His next big investment looked secure, but ultimately was not. He left the CPR in 1906 to take an active role in a new railway, the Grand Trunk Pacific. He was the chief architect for their new hotels, and invested heavily in land on its northern route. But the driving force in this railway was its president, Charles Melville Hays. When he went down with the Titanic in 1912 much of the company’s force went with him. When war was declared in 1914 its fate was sealed. It went bankrupt a few years later, and was taken over by the government. Rattenbury built little for them, and his land was now almost worthless.
Not only did his railway venture collapse, but demand for Rattenbury’s style of architecture died as well. Faced with changing tastes he realized his career as an architect was essentially over. By the beginning of the war he was still had a commission to renovate the Legislature. That and his investments were what he lived on. This lasted several years, and might well have gone on indefinitely.
The city, however, decided to intervene. City leaders in the early 1920s wanted to build an indoor swimming pool. They had tried to do this in 1912, but the referendum on the issue had been defeated. Suspecting that a poor design was the problem, the city turned to Rattenbury for help. He more than obliged them by designing what was really an amusement palace. It was named the Crystal Gardens, in memory of Britain's famed Crystal Palace. The CPR, in return for substantial tax breaks, agreed to finance its construction. So in December, 1923, the referendum passed overwhelmingly. Flush with success, a dinner was held in Rattenbury’s honour at the Empress Hotel. After much good will and cheering, he retired to the Lounge to have a cigar.

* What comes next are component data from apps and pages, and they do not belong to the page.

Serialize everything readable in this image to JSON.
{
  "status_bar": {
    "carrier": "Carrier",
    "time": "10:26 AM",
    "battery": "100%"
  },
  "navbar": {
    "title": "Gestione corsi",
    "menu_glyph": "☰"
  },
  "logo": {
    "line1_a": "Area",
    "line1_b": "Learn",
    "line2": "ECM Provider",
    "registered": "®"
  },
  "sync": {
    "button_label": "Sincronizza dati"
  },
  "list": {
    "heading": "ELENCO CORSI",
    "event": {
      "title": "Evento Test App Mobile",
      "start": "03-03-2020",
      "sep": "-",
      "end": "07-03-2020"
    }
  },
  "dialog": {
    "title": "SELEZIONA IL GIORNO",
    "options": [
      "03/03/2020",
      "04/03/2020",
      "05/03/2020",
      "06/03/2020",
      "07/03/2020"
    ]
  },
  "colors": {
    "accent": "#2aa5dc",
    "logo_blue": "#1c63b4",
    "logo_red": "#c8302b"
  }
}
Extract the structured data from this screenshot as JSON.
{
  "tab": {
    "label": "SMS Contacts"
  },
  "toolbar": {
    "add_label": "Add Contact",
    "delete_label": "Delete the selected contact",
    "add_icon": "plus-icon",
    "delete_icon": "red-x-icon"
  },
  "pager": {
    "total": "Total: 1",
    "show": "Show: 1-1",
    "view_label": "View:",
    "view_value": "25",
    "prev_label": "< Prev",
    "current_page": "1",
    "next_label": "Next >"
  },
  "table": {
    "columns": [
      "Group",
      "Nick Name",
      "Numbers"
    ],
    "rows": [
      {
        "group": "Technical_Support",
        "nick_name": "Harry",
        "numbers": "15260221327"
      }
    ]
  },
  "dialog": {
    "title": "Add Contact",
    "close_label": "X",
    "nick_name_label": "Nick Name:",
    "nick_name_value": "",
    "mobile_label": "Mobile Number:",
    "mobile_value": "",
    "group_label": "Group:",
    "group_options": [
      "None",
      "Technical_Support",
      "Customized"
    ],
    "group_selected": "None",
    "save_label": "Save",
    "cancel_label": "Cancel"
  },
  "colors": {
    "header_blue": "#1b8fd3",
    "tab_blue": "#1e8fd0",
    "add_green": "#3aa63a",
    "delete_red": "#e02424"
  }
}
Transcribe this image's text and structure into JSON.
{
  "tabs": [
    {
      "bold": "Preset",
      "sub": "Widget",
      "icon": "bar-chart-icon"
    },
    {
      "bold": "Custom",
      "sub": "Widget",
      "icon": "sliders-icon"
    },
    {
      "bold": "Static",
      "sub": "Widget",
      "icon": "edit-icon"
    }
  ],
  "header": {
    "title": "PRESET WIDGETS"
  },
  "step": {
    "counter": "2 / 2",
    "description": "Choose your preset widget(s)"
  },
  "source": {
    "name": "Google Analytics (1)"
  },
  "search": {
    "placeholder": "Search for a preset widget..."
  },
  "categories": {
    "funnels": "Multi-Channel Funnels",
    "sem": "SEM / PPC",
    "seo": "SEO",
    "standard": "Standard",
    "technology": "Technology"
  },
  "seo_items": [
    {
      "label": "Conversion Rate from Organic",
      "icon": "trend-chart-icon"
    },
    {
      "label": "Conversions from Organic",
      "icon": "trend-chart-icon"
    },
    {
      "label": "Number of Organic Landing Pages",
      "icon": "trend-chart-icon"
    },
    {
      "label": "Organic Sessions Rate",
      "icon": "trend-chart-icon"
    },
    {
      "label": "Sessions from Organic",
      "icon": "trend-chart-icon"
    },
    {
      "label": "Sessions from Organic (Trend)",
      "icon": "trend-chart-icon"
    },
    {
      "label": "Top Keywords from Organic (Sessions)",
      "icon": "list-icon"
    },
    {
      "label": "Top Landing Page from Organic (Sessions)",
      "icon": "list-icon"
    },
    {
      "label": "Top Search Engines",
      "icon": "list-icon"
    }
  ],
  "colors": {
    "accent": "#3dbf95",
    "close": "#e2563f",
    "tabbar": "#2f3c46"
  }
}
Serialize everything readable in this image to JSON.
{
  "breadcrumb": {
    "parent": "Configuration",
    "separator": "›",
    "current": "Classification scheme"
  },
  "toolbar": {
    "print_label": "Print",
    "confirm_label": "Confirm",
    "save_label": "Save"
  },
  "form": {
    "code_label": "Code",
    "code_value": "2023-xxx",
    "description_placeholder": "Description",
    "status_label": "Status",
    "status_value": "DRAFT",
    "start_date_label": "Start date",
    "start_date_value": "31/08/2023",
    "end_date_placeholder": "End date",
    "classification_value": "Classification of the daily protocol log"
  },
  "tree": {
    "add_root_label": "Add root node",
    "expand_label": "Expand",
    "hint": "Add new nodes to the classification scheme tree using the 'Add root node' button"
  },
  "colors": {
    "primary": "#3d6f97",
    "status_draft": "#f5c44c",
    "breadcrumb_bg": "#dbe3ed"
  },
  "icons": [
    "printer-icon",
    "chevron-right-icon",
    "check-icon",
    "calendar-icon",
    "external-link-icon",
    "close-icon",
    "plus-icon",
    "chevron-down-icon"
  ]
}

There he met Alma Pakenham, and as Terry Reksten says, “his life was never the same again”.
Stephen Ruttan, Local History Librarian